Steve Aylett’s short book on originality, creativity and individuality may conform externally to the rectilinear format of most other books but is otherwise highly elliptical. I found it maddening.
It has chapters, paragraphs, and sentences – just like other books – but somehow those sentences don’t stack up into a shape that is easy to get hold of. I can’t even put my finger on it. Aylett’s commitment to originality seems total and sincere – he writes with the surety of conviction. Heart of the Original contains plenty of insightful gleams and canny turns of phrase, but they were overlaid with too much opacity for my liking. It is unfair to quote mine but I want you to share in my frustration. Try this for size (from page 87):
“It’s a cliché that with our future ahead of us and our past behind, a manoeuvre to the sides, above or below might expose epic sweeps of terrain to explore, each sideline having different properties and climates. There is one which is made entirely of interwoven targets, one which is a giddy chaos of pop-rocks, one in which everything in one direction is a euphemism for everything in the other, one which is all soppiness and jumper cables, one which is sacred and unbearable, one across which visitors are ricocheted a universe-depth twice per standard second, another where the coincidences are piling up, and yet another which is all and everywhere solid unliveable gemstone without even light to clarify the explanation which stripes it as through a stick of holiday rock.”

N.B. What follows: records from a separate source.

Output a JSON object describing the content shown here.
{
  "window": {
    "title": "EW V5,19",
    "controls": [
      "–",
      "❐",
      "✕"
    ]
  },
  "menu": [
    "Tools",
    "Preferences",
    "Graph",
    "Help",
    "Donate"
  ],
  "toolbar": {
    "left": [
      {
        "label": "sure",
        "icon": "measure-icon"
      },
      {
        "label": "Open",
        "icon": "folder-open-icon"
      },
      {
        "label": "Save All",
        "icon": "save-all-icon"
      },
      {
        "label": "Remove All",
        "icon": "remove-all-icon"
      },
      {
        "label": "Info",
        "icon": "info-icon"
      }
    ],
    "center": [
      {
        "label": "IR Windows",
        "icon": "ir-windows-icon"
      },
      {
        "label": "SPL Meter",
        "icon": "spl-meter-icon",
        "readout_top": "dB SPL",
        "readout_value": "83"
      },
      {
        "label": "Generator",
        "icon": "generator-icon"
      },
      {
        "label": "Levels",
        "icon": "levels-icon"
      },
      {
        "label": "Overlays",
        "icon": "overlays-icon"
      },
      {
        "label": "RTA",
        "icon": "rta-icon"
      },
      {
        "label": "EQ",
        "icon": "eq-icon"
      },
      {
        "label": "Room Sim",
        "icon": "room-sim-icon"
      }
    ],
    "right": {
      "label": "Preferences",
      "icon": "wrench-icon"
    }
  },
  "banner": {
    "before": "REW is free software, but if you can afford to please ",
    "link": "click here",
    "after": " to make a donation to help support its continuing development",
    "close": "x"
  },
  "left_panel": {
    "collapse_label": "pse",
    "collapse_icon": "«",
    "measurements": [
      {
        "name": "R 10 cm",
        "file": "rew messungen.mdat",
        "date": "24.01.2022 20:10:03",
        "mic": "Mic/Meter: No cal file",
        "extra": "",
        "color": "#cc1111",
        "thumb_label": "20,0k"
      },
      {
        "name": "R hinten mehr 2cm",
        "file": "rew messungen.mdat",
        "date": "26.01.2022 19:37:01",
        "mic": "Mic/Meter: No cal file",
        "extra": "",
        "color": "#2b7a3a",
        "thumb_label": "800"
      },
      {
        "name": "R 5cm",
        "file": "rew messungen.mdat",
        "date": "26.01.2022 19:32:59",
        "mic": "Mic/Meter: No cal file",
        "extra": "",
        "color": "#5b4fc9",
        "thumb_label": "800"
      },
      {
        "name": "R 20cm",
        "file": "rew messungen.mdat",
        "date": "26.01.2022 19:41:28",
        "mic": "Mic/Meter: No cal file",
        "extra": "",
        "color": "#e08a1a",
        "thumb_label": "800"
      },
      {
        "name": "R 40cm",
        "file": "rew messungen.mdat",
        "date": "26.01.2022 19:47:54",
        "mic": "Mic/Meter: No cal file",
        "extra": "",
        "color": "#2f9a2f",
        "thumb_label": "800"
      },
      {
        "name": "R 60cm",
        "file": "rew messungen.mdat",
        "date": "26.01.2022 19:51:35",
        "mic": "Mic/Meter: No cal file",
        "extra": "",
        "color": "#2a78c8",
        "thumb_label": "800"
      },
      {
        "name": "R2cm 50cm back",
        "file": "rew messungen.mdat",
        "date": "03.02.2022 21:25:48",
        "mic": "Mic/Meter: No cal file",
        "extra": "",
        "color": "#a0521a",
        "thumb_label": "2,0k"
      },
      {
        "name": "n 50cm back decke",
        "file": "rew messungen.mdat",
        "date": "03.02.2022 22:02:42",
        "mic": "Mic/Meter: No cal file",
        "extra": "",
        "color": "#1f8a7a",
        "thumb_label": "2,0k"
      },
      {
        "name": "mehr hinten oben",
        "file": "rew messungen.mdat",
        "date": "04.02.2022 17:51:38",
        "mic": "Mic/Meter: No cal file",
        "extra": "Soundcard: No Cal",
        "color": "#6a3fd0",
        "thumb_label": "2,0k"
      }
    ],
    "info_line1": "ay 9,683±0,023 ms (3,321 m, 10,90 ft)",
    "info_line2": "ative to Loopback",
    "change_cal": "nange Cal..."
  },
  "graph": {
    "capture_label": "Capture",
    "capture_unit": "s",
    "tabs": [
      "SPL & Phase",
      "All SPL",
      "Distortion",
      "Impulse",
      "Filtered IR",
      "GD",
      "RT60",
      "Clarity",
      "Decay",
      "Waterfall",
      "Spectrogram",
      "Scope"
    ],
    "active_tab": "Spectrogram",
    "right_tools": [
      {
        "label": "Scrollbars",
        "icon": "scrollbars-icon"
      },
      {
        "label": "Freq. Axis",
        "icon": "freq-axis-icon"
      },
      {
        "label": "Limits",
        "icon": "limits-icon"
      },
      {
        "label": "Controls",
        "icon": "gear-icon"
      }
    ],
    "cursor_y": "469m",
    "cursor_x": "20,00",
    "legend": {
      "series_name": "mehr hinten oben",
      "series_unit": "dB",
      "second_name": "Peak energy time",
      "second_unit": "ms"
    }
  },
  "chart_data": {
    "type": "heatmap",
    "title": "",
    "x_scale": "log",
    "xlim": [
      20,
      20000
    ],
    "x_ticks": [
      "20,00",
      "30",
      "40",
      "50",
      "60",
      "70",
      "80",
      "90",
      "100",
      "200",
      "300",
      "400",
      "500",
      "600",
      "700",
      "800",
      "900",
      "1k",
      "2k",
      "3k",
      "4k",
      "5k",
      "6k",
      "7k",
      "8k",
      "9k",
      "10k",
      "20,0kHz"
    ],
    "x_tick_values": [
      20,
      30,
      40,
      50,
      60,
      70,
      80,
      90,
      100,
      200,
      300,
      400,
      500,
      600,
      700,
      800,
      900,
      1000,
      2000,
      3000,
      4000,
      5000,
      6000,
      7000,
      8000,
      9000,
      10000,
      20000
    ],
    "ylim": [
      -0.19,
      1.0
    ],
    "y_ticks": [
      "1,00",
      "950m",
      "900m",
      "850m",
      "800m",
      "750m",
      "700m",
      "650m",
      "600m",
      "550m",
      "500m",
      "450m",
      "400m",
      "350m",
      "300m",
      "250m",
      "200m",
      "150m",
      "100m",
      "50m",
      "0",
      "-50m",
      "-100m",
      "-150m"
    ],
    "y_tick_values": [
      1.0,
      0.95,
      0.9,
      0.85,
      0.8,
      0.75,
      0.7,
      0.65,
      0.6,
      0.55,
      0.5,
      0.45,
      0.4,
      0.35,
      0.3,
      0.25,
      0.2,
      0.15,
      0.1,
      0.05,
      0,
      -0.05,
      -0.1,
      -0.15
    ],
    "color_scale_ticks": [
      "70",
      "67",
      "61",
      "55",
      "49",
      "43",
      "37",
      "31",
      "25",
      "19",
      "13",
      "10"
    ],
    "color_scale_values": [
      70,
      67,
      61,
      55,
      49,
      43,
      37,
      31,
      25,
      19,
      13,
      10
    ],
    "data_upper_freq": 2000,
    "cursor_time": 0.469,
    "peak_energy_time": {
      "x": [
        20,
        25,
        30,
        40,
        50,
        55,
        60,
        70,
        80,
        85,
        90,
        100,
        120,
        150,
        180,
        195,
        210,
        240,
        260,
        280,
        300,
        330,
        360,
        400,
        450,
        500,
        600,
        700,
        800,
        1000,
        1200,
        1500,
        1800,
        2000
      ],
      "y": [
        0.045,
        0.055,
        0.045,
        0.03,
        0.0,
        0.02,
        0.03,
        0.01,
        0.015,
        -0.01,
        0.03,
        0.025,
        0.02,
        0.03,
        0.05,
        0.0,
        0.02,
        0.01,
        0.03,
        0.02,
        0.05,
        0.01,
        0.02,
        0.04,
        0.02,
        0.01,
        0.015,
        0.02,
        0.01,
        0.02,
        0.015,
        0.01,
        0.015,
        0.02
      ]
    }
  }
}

I know all the words but I could not uncoil the author’s meaning in these sentences. I kept hoping to arrive at a conclusion but never did. Perhaps that’s the wrong quest – Aylett seems more interested in attitude than instruction. Overall I did get a dim sense of his intention: that true originality is difficult and rare, and often unwelcome in a world dulled and comforted by familiarity; and that this in turn propagates a loss of nerve in many pretend creators. Aylett has a point and often delivers it with some wit. To redress he balance of the excerpt above, try this one (page 120):
“Biological death – the only kind worth bothering with – is met with fighting stances among those who want to dodge it, an urge rarely motivated by a desire for wisdom. […] It’s claimed that advances in science mean the first human to live to 500 years has already been born – if so, he or she was born into wealth and will hopefully use the extended lifespan to mature beyond being a privileged dick. Doris Lessing remarked that human beings do not live long enough to come to their senses.”
But such moments were not enough to gratify this reader. I wanted to like Heart of the Original because it was recommended in the course of a thoroughly entertaining discussion on the BookShambles podcast by Stewart Lee and Robin Ince, both comedians whose work I have greatly enjoyed. Maybe I recognised myself too often in Aylett’s sideswipes at the unimaginative and I’m just a sore loser?
I was certainly discombobulated by Aylett’s book but at least have the presence of mind to know that’s not necessarily a bad thing. So why don’t you try it for yourself, and then write in to tell me how wrong and unoriginal I am?
P.S. The weekly Bookshambles podcast, in which Robin Ince and Josie Long chat to an invited guest (mostly) about their shared love of books, is great fun. This past season I particularly enjoyed the episodes with Sara Pascoe and Natalie Haynes.